** WHAT YOU SHOULD DO **
If a line in the listing below has the string "JSON", copy it out.

::::

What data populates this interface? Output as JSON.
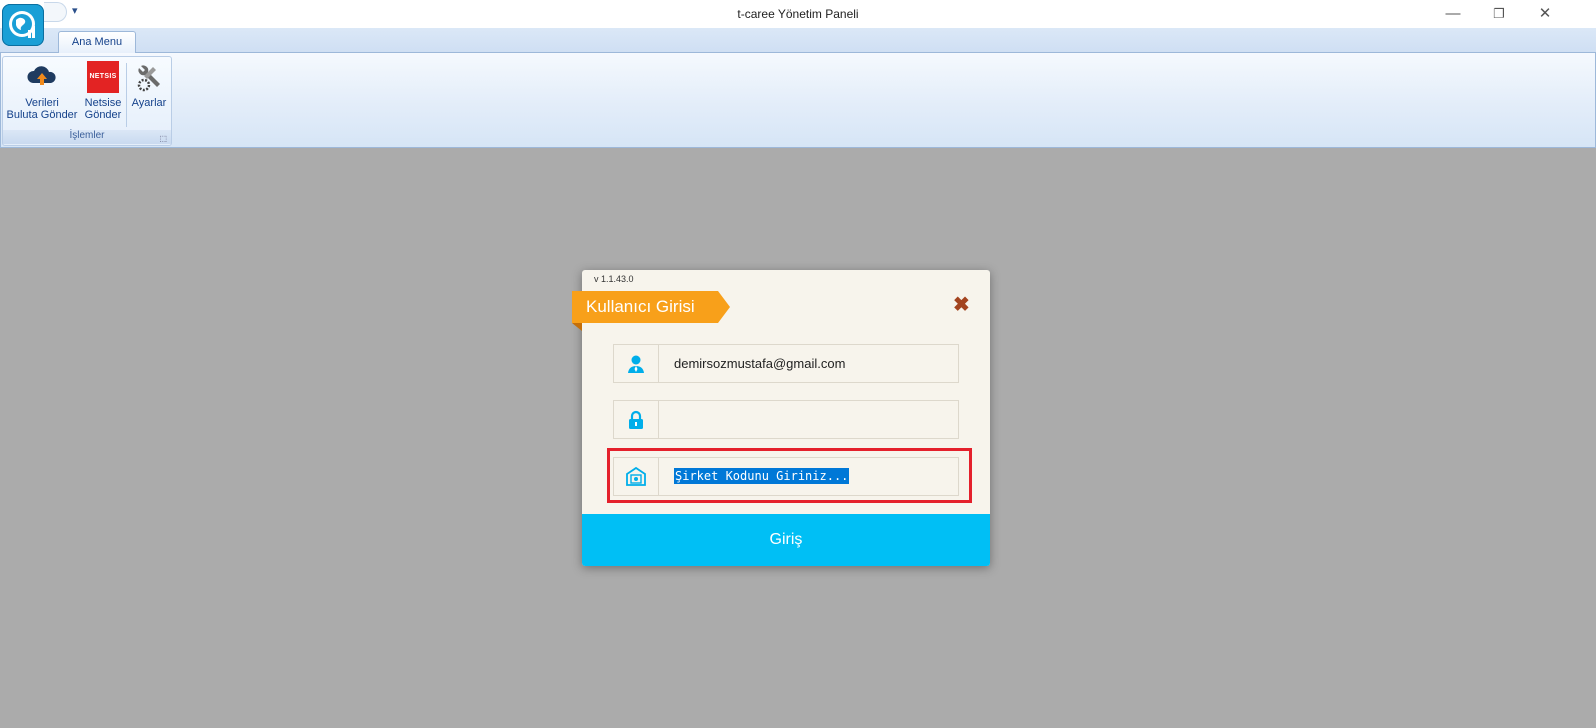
{
  "window": {
    "title": "t-caree Yönetim Paneli",
    "controls": {
      "minimize": "—",
      "restore": "❐",
      "close": "✕"
    },
    "qat_arrow": "▾"
  },
  "ribbon": {
    "tabs": [
      {
        "label": "Ana Menu",
        "active": true
      }
    ],
    "groups": [
      {
        "label": "İşlemler",
        "buttons": [
          {
            "line1": "Verileri",
            "line2": "Buluta Gönder",
            "icon": "cloud-upload-icon"
          },
          {
            "line1": "Netsise",
            "line2": "Gönder",
            "icon": "netsis-logo",
            "logo_text": "NETSIS"
          },
          {
            "line1": "Ayarlar",
            "line2": "",
            "icon": "tools-icon"
          }
        ]
      }
    ]
  },
  "dialog": {
    "version": "v 1.1.43.0",
    "title": "Kullanıcı Girisi",
    "close_label": "✖",
    "email": {
      "icon": "user-icon",
      "value": "demirsozmustafa@gmail.com"
    },
    "password": {
      "icon": "lock-icon",
      "value": ""
    },
    "company_code": {
      "icon": "building-icon",
      "value": "Şirket Kodunu Giriniz...",
      "selected": true
    },
    "login_label": "Giriş"
  },
  "colors": {
    "workspace": "#ababab",
    "banner": "#f8a01a",
    "login_button": "#00bff5",
    "highlight_frame": "#e4202b",
    "selection": "#0078d7",
    "icon_cyan": "#00aeea"
  }
}
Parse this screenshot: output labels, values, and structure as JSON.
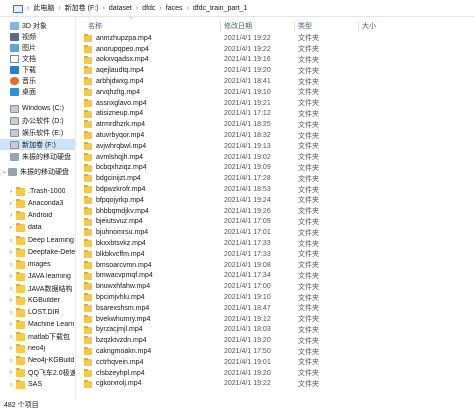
{
  "address": {
    "crumbs": [
      "此电脑",
      "新加卷 (F:)",
      "dataset",
      "dfdc",
      "faces",
      "dfdc_train_part_1"
    ]
  },
  "columns": {
    "name": "名称",
    "date": "修改日期",
    "type": "类型",
    "size": "大小"
  },
  "nav": [
    {
      "label": "3D 对象",
      "icon": "cube-icon"
    },
    {
      "label": "视频",
      "icon": "video-icon"
    },
    {
      "label": "图片",
      "icon": "picture-icon"
    },
    {
      "label": "文档",
      "icon": "document-icon"
    },
    {
      "label": "下载",
      "icon": "download-icon"
    },
    {
      "label": "音乐",
      "icon": "music-icon"
    },
    {
      "label": "桌面",
      "icon": "desktop-icon"
    },
    {
      "label": "Windows (C:)",
      "icon": "drive-icon"
    },
    {
      "label": "办公软件 (D:)",
      "icon": "drive-icon"
    },
    {
      "label": "娱乐软件 (E:)",
      "icon": "drive-icon"
    },
    {
      "label": "新加卷 (F:)",
      "icon": "drive-icon"
    },
    {
      "label": "朱振的移动硬盘",
      "icon": "usb-drive-icon"
    },
    {
      "label": "朱振的移动硬盘",
      "icon": "usb-drive-icon"
    },
    {
      "label": ".Trash-1000",
      "icon": "folder-icon"
    },
    {
      "label": "Anaconda3",
      "icon": "folder-icon"
    },
    {
      "label": "Android",
      "icon": "folder-icon"
    },
    {
      "label": "data",
      "icon": "folder-icon"
    },
    {
      "label": "Deep Learning",
      "icon": "folder-icon"
    },
    {
      "label": "Deepfake-Dete",
      "icon": "folder-icon"
    },
    {
      "label": "images",
      "icon": "folder-icon"
    },
    {
      "label": "JAVA learning",
      "icon": "folder-icon"
    },
    {
      "label": "JAVA数据结构",
      "icon": "folder-icon"
    },
    {
      "label": "KGBuilder",
      "icon": "folder-icon"
    },
    {
      "label": "LOST.DIR",
      "icon": "folder-icon"
    },
    {
      "label": "Machine Learn",
      "icon": "folder-icon"
    },
    {
      "label": "matlab下载包",
      "icon": "folder-icon"
    },
    {
      "label": "neo4j",
      "icon": "folder-icon"
    },
    {
      "label": "Neo4j-KGBuild",
      "icon": "folder-icon"
    },
    {
      "label": "QQ飞车2.0极速",
      "icon": "folder-icon"
    },
    {
      "label": "SAS",
      "icon": "folder-icon"
    }
  ],
  "files": [
    {
      "name": "anmzhupzpa.mp4",
      "date": "2021/4/1 19:22",
      "type": "文件夹"
    },
    {
      "name": "anorupqpeo.mp4",
      "date": "2021/4/1 19:22",
      "type": "文件夹"
    },
    {
      "name": "aokxvqadsx.mp4",
      "date": "2021/4/1 19:16",
      "type": "文件夹"
    },
    {
      "name": "aqejlaudtq.mp4",
      "date": "2021/4/1 19:20",
      "type": "文件夹"
    },
    {
      "name": "arbhjdwxg.mp4",
      "date": "2021/4/1 18:41",
      "type": "文件夹"
    },
    {
      "name": "arvqhzltg.mp4",
      "date": "2021/4/1 19:10",
      "type": "文件夹"
    },
    {
      "name": "assnxglavo.mp4",
      "date": "2021/4/1 19:21",
      "type": "文件夹"
    },
    {
      "name": "atisizneup.mp4",
      "date": "2021/4/1 17:12",
      "type": "文件夹"
    },
    {
      "name": "atrmrdhzrk.mp4",
      "date": "2021/4/1 18:25",
      "type": "文件夹"
    },
    {
      "name": "atuvrbyqor.mp4",
      "date": "2021/4/1 18:32",
      "type": "文件夹"
    },
    {
      "name": "avjwhrqbwl.mp4",
      "date": "2021/4/1 19:13",
      "type": "文件夹"
    },
    {
      "name": "avmlshqjh.mp4",
      "date": "2021/4/1 19:02",
      "type": "文件夹"
    },
    {
      "name": "bcbqxhziqz.mp4",
      "date": "2021/4/1 19:09",
      "type": "文件夹"
    },
    {
      "name": "bdgcinijzt.mp4",
      "date": "2021/4/1 17:28",
      "type": "文件夹"
    },
    {
      "name": "bdpwzkrofr.mp4",
      "date": "2021/4/1 18:53",
      "type": "文件夹"
    },
    {
      "name": "bfpqojyrkp.mp4",
      "date": "2021/4/1 19:24",
      "type": "文件夹"
    },
    {
      "name": "bhbbqmdjkv.mp4",
      "date": "2021/4/1 19:26",
      "type": "文件夹"
    },
    {
      "name": "bjeiutsvuz.mp4",
      "date": "2021/4/1 17:09",
      "type": "文件夹"
    },
    {
      "name": "bjuhnomrsu.mp4",
      "date": "2021/4/1 17:01",
      "type": "文件夹"
    },
    {
      "name": "bkxxbtsvkz.mp4",
      "date": "2021/4/1 17:33",
      "type": "文件夹"
    },
    {
      "name": "blkbkvcffm.mp4",
      "date": "2021/4/1 17:33",
      "type": "文件夹"
    },
    {
      "name": "bmsoarcvmn.mp4",
      "date": "2021/4/1 19:08",
      "type": "文件夹"
    },
    {
      "name": "bmwacvpmqf.mp4",
      "date": "2021/4/1 17:34",
      "type": "文件夹"
    },
    {
      "name": "bnuwxhfahw.mp4",
      "date": "2021/4/1 17:00",
      "type": "文件夹"
    },
    {
      "name": "bpcimjvhlu.mp4",
      "date": "2021/4/1 19:10",
      "type": "文件夹"
    },
    {
      "name": "bsarexshsm.mp4",
      "date": "2021/4/1 18:47",
      "type": "文件夹"
    },
    {
      "name": "bvekwhumry.mp4",
      "date": "2021/4/1 19:12",
      "type": "文件夹"
    },
    {
      "name": "byrzacjmjl.mp4",
      "date": "2021/4/1 18:03",
      "type": "文件夹"
    },
    {
      "name": "bzqzktvzdn.mp4",
      "date": "2021/4/1 19:20",
      "type": "文件夹"
    },
    {
      "name": "cakngmoakn.mp4",
      "date": "2021/4/1 17:50",
      "type": "文件夹"
    },
    {
      "name": "cctrhqvein.mp4",
      "date": "2021/4/1 19:01",
      "type": "文件夹"
    },
    {
      "name": "cfsbzeyhpl.mp4",
      "date": "2021/4/1 19:20",
      "type": "文件夹"
    },
    {
      "name": "cgkorxrolj.mp4",
      "date": "2021/4/1 19:22",
      "type": "文件夹"
    }
  ],
  "status": {
    "count": "482 个项目"
  }
}
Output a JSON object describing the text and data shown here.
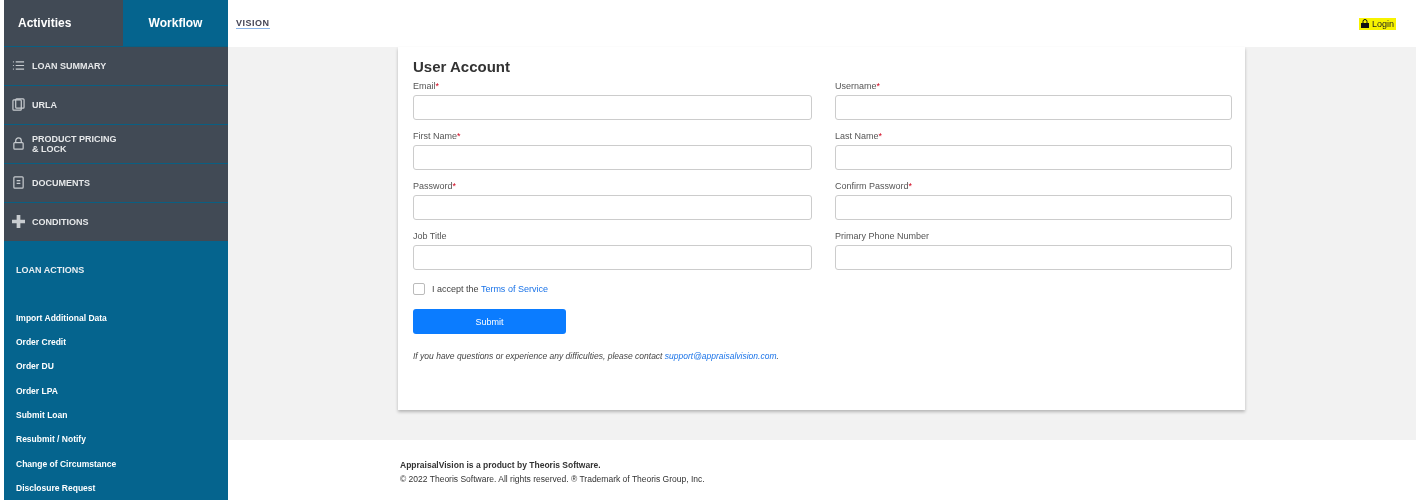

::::

** RESPONSE BOX **
What data populates this interface? Output as JSON.
Parse this screenshot: output labels, values, and structure as JSON.
Output a JSON object describing the text and data shown here.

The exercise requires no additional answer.